Paul Oginsky, chief executive of Personal Development Point, which helped develop the government's flagship National Citizen Service (NCS) initiative, said youth organisations need to change the way they calculate the value of their work.
"For many years, people in the youth sector have been looking for a definitive and universally accepted way of measuring the impact of their work," A white paper published by Oginsky, titled A Way Forward For Character Development: The missing piece of education, states.
"So many people have tried and so many methods have been proposed that this quest has become known as the ‘Holy Grail' of youth work.
"Let us kill this myth now (spoiler alert), there is no holy grail. There is no way of measuring impact on people that is definitive and universally accepted.
"There is no such thing as a unit of confidence, loyalty, honesty, motivation or any of the characteristics which this kind of work seeks to impact."
Different youth groups and organisations across the UK use impact measurements to demonstrate their worth - most notably the NCS programme, which publishes an evaluation report every year to measure the experience of participants as well as four impact areas that the programme seeks to address.
Instead, Oginsky said organisations have to concentrate on "assessing" impact by asking the person themselves to describe if and how they have changed and then to ask for witnesses verification by those who know them.
"Being assessed is not as reliable or replicable as being measured but it is the best approach for this kind of work," he said.
"It provides strong evidence of change and development in young people and can be conducted in ways which are rigorous.
"Some funders may still insist on measurable evidence for a wider impact - such as all young people having full and happy lives. This is a waste of everyone's time.

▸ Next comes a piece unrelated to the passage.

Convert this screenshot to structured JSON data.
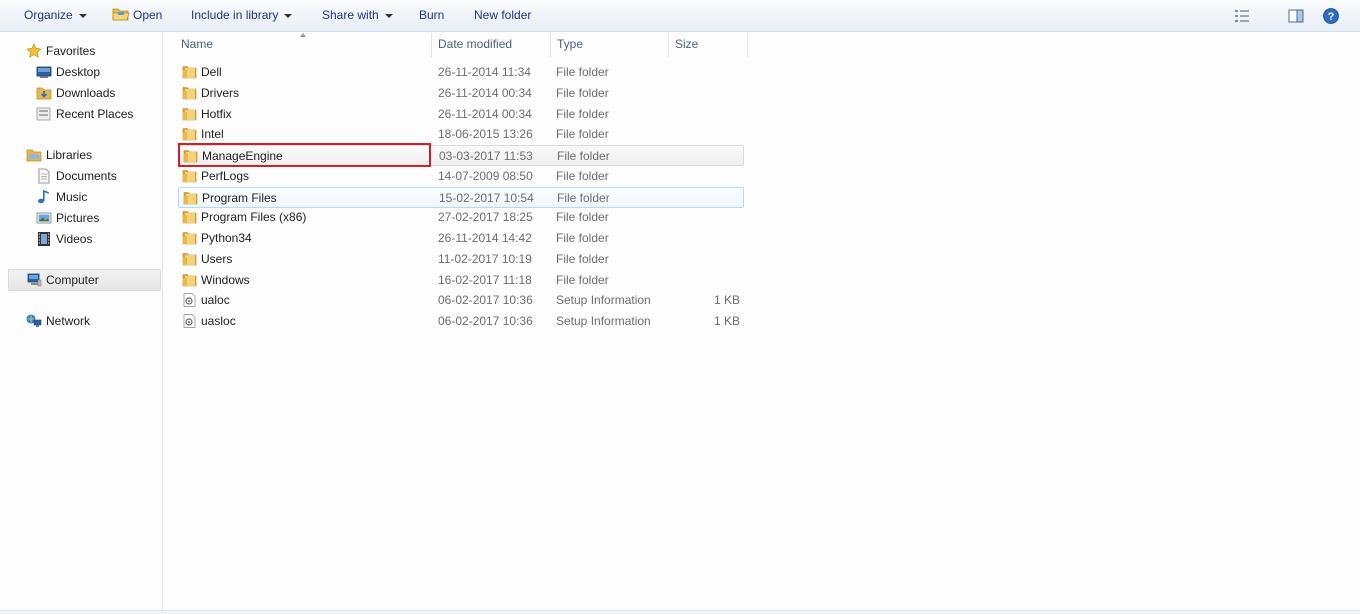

"Far more effective is to ensure programmes include robust methods to assess the progress made by young people, as evidenced by them and witnessed by others."

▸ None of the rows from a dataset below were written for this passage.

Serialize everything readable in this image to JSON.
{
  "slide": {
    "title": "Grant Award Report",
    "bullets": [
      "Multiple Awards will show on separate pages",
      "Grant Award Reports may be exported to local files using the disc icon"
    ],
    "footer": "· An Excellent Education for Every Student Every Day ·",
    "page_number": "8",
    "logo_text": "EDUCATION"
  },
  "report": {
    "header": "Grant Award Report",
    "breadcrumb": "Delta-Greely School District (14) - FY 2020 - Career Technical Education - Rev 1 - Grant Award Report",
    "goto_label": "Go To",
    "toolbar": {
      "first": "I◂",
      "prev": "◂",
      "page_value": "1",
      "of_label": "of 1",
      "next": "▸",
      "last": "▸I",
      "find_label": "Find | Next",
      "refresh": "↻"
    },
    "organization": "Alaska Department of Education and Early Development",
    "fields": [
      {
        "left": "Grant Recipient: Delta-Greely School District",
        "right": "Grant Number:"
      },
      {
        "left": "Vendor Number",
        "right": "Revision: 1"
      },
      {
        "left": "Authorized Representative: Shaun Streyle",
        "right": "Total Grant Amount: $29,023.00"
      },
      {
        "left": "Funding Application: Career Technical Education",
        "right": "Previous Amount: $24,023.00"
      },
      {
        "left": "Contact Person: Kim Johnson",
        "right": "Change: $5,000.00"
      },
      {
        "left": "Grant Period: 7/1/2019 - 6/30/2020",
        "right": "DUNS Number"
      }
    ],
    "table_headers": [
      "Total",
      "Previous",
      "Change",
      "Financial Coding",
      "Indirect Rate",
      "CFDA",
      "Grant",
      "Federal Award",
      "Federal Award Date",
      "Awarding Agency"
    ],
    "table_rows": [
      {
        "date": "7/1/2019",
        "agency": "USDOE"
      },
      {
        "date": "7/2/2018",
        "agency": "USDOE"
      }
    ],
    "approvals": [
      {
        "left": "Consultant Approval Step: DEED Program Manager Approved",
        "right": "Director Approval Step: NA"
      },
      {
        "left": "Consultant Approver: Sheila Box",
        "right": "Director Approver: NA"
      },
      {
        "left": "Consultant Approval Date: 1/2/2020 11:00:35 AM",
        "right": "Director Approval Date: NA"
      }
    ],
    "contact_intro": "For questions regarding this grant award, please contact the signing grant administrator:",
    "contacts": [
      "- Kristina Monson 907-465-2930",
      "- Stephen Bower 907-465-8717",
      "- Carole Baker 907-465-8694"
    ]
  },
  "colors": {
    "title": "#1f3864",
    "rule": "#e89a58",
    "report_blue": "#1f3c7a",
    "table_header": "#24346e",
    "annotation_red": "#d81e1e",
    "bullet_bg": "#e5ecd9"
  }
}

The white paper, which makes a number of recommendations for practitioners, commissioners and policy makers, has been published in a bid to encourage investment in character development opportunities for young people.